The area under the GZ curve is the amount of righting energy available to right the vessel.

The angle of heel at max GZ is the vessel maximum heel before capsize.

Increased freeboard will increase the amount of reserve buoyancy which means the vessel can take on more water and still remain afloat.

The vessel represented by curve C has the most righting energy, an ability to heel further without capsize and greater reserver buoyancy.



Curve D shows the effect of enclosing empty water bottles within the hull.


And here I’ve been harping on the crew to crush the empty water bottles down to reduce the space they take up as plastic waste! Should have been stuffing rose boxes and voids all this time! :drooling_face:

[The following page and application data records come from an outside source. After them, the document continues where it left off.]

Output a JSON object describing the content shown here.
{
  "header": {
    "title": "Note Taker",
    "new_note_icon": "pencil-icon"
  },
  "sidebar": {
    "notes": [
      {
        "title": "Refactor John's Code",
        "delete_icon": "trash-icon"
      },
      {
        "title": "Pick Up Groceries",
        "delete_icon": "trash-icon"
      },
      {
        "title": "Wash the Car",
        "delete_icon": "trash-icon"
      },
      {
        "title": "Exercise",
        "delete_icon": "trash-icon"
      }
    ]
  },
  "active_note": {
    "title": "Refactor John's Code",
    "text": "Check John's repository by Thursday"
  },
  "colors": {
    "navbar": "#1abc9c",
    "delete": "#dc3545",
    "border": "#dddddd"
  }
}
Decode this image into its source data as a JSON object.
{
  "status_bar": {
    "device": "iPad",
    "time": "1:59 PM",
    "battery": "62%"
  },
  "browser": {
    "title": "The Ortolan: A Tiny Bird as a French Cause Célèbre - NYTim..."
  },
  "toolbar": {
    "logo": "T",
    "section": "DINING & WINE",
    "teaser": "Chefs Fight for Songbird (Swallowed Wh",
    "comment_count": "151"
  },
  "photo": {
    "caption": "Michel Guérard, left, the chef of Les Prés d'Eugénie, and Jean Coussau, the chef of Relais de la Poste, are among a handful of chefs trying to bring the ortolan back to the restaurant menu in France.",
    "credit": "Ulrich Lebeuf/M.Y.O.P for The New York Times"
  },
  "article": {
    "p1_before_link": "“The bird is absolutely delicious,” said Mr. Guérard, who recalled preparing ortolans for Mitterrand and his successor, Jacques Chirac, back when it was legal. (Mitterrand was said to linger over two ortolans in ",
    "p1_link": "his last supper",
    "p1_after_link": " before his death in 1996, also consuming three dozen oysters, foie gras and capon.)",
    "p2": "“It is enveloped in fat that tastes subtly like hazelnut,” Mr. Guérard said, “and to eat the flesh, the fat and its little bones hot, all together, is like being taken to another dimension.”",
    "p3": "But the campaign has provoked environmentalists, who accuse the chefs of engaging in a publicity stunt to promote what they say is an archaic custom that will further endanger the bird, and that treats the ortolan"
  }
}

Absolutely, and I guess the point is that these new amphibs were designed from the beginning with the increased freeboard. I suppose you could design add-on “freeboard increasers” (coamings I guess?) for the DUKW. Note the “Odin” DUKW you pictured has raised side panels above the deck but they end partway back and there are open gratings in the stern which defeat them as full coamings. These gratings are not part of the original design, which has a tailgate-like panel carrying the coamings all the way around.

Note also that the sponsons, if installed below the normal waterline, will not only increase the beam but also increase the freeboard. The picture of “Odin” afloat shows the bow sponsons out of the water but the stern sponsons slightly submerged.


I think it almost impossible to increase the freeboard on a Dukw substantially without interfering with the passengers comfort and safety but sponsons are a good means to increase the stability.

Having the sponsons under the water line will increase the water resistance considerably. It is no coincedence that the sponsons are fitted above the water line. The speed is already low, 5 knots, but will go back to something like 2 or 3 knots. A tour will take ages then.


You’re on to something. Crush them before stuffing them in the voids. The increased number of bottles should make the vessel practically unsinkable.:wink:


The WAFI Handbook 2nd Edition suggests that a dinghy will benefit more if you make sure the cap is on tightly before crushing them. That way the air inside will be compressed and will provide even more cargo capacity and higher freeboard than a flat but weightless empty bottle.


Back in 1916 the NTSB wanted a new Duck boat weight standard because of the Americans’ growing girth and proposed to raise it from 150 lbs per person to 185 lbs, that is 83.9 kg. I donot know whether this new weight standard was ever implemented and/or maintained since then.

What it means is that with a maximum payload of 2300 kg only 27 persons, 25 passengers and 2 crew, with an average weight of 83.9 kg each are allowed on board instead of the 31 persons that were loaded on the Branson Dukw. This comes down to an extra weight of 336 kg rather high up above the water line. As a result the boat will be sitting a couple of cm’s deeper in the water.


This incident resembles others that we have disscussed. Chipping away at the margins, a couple cm on the freeboard, a couple on the aisle width, a relatively rare weather event, a recent change in management, maybe an operator with less then average skills.

I wonder about the CG weather limts, 35 kts and 2 foot seas. In hindsight that seems too high. I’d say the craft should be able to survive in twice the limit at least. In this case it looks 70 kts and 4 foot seas is too much. Limits of 18 kts and 1 foot seas make more sense.